Well, after getting the plants my wife decided she just had to have a Betta. In college she use to keep several, but like me had to give it all up when we moved across the country. That was also back in our days of ignorance and they were kept in small half gallon critter keepers. So this time we were determined to do it right and got a 10 gallon aquarium.
For this tank we decided to experiment with using play sand for a substrate instead of the coated gravel you get at pet stores. For one the play sand is far, far cheaper, and for another I have seen several planted aquariums that have been successful using it. This is the same kind of sand you buy your kids for their sand box.

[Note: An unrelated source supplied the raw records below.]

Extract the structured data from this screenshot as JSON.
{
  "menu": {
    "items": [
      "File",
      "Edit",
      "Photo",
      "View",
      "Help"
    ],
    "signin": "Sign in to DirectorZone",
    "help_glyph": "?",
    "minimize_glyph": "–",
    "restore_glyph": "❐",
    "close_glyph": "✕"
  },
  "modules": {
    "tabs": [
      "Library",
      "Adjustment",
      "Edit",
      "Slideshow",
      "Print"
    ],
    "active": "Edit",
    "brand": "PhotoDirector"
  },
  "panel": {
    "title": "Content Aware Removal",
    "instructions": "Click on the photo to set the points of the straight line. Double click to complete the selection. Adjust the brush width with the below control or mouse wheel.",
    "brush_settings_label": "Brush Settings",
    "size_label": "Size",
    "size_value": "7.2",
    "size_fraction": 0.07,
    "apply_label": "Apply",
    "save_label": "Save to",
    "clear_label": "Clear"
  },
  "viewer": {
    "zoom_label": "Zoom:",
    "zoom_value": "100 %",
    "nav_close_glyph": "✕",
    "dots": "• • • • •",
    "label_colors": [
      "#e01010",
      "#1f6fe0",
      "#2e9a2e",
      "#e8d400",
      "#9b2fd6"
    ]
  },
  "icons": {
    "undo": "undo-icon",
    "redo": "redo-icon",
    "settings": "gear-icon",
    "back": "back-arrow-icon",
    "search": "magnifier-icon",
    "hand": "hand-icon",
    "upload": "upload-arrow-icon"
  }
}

The biggest negative is the sand comes dirty, very … very …. VERY dirty. It took a good while out in the street with a garden hose rinsing out all the dirt and fine particles from the sand. Even so, when I finally brought it in it took a few filling/draining cycles in the tank to make the water clear. It was a lot of work to be honest … BUT the tank looks awesome! I really like the sand over the gravel.
I’ve put a few plants in, mainly a Java Fern, Anubias Nana, and I threw in some Brazilian Penneywort from my 20 gallon tank. We had also bought some Wisteria from Petsmart, but most of it died before we even opened the package. I left the remaining healthy parts of the stems to float and hopefully they’ll spring back to life. This tanks hood has two screw in type sockets for incandescent bulbs. I threw in two 14W 5000K CFLs and let me tell you, that tank is BRIGHT. The floating plants will be a must to cut down on the intensity, but it will also allow us to give some of the moderate light plants a try. A nearby Petco carries microswords that we are going to give a spin.
We let it sit overnight to ensure the temperature was at a stable 78 degrees before my wife went out to pick the perfect Betta. So, without further delaying, here is a picture of the Betta our daughter has lovingly called “Blue Fishy”. She’s 2, so you have to give her at least a little credit =)
We will eventually probably get a school of four cory cats to occupy the bottom. We are taking it slow and seeing how well the plants are able to keep up with the Betta’s ammonia before we get more fish. Slow and steady wins the race after all, it is best to add fish slowly and let the biology of the tank stabilize.